Our faith can get complicated. That’s because we complicate things. And often it is because we are not willing to face the truth, accept it, and be honest with ourselves.
But this woman, Elisabeth Elliot, always made it simple to understand.
Without apology, she spoke the truth found in the scriptures. The truth really does have the power to set us free when we accept it.
One timeless phrase Elisabeth used in this stressful, busy world is, “do the next thing”. Our minds race some days, don’t they? Yet those 4 words had the power to settle me.
After my oldest son died, her books gave me comfort. That’s because she never ran from this truth: there is suffering in our lives. Face it. And then know that God will help us through.
Elisabeth died on Sunday, June 14th.
Have you had the experience of feeling as if you’ve got far too many burdens to bear, far too many people to take care of, far too many things on your list to do? You just can’t possibly do it, and you get in a panic and you just want to sit down and collapse in a pile and feel sorry for yourself.
Well, I’ve felt that way a good many times in my life, and I go back over and over again to an old Saxon legend, which I’m told is carved in an old English parson somewhere by the sea. I don’t know where this is. But this is a poem which was written about that legend.
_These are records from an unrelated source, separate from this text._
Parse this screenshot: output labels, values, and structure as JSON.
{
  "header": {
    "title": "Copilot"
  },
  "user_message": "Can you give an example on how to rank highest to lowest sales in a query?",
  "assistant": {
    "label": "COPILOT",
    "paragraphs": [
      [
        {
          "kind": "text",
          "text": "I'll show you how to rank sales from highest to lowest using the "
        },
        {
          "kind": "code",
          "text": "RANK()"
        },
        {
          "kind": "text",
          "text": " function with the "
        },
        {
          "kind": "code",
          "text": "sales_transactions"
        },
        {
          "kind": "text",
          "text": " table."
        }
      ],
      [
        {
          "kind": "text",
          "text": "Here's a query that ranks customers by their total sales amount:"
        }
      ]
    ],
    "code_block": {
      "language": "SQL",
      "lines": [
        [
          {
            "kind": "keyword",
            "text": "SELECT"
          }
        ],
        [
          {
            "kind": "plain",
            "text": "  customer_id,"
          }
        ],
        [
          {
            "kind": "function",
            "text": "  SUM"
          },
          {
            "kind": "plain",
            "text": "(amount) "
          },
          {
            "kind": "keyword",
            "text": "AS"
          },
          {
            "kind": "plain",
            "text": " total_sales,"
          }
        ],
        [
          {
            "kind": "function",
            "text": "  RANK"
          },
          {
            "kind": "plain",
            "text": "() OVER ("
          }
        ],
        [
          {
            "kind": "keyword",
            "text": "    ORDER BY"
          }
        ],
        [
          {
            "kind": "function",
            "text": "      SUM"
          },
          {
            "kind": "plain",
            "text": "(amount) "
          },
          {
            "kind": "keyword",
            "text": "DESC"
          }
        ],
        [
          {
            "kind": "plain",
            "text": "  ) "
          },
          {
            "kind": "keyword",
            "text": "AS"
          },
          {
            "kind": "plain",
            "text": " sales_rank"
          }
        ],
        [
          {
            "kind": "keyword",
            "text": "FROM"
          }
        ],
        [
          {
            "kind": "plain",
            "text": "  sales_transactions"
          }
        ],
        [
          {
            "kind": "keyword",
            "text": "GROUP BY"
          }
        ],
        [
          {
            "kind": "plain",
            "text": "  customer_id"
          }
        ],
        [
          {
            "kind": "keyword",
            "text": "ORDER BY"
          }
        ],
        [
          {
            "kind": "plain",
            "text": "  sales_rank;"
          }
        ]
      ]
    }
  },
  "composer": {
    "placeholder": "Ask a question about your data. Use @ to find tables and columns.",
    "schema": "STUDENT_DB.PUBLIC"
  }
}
The legend is “Do the next thing.” And it’s spelled in what I suppose is Saxon spelling. “D-O-E” for “do,” “the,” and then next, “N-E-X-T.” “Thing”-“T-H-Y-N-G-E.” – Elisabeth Elliot
The world is busy and complex.
It’s your choice if you want to get off at the next stop or be swept away in the current.
The simple things in life are often the most profound.
And just do the next thing.